Additionally, the Gospel of John offers a second story related to the Siloam Pool. According to John 9, this is where Jesus sent the man who was born blind. After He placed mud on the man’s eyes, Jesus told him to “go and wash in the Pool of Siloam.” When we read this marvelous story while sitting on the very steps of this ancient pool, our hearts are renewed as we pause to remember that Jesus is still today the Divine Healer for us.
To be sure, walking in the footsteps of Jesus has a way of deepening our commitment to follow Him. As we hear Jesus teach with authority (Hebrew, s’mekah, see Mark 1), it solidifies our resolve to yield to His authority over our lives.
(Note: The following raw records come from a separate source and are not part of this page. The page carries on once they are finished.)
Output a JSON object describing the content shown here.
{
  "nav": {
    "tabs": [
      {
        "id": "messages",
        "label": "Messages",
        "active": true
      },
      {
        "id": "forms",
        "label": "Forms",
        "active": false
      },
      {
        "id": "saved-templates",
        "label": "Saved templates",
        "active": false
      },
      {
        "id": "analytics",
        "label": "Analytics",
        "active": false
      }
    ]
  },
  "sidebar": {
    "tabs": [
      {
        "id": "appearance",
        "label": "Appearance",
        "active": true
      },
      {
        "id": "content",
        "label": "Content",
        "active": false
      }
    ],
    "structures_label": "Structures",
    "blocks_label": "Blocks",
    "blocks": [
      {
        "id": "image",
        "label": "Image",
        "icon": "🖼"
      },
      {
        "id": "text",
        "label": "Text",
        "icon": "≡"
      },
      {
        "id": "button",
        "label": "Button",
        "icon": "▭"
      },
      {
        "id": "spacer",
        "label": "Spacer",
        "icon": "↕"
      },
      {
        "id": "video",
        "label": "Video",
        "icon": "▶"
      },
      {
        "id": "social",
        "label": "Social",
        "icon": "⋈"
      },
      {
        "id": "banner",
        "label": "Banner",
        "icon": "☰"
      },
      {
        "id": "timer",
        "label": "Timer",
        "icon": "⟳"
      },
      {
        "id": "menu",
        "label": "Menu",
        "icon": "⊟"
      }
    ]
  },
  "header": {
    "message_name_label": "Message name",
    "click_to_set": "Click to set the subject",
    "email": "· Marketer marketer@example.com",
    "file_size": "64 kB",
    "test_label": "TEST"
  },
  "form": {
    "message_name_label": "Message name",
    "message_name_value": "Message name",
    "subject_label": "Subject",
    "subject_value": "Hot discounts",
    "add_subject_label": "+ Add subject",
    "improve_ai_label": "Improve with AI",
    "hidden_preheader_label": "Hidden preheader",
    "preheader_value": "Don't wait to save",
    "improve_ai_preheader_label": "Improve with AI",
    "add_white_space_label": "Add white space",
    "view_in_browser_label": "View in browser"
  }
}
When we sit on the hillside of the Sea of Galilee and listen to Him preach the Sermon on the Mount (Matthew 5-7), we understand in a refreshing way how Jesus expects us to live out our walk of faith according to the “malchut shamyim,” the kingdom of heaven.
Ultimately, following in the footsteps of Jesus take us to Calvary where Christ’s willingness to offer His life for us comes into full view. Here we appreciate His love for a fallen world. Here is where He would give His life for the ransom for many (Matthew 20:28). Unlike sites like Magdala and the Siloam Pool where we can actually pinpoint the precise area where Jesus ministered, even though we may not be 100% sure exactly where Jesus was hung on a cross, and where the tomb was located, our hearts are drawn to the reality of His love for us. Our footsteps take us to the heart of God’s redemptive purpose for the world. By virtue of His death and resurrection, Jesus secured spiritual victory for all those who would believe in Him.
Be sure of this. When we retrace the life and ministry of Jesus, we don’t worship the place where Jesus served, but rather the person of Christ! The Apostle Paul said it best, “He is the one we proclaim, admonishing and teaching everyone with all wisdom, so that we may present everyone fully mature in Christ (Colossians 1:28).”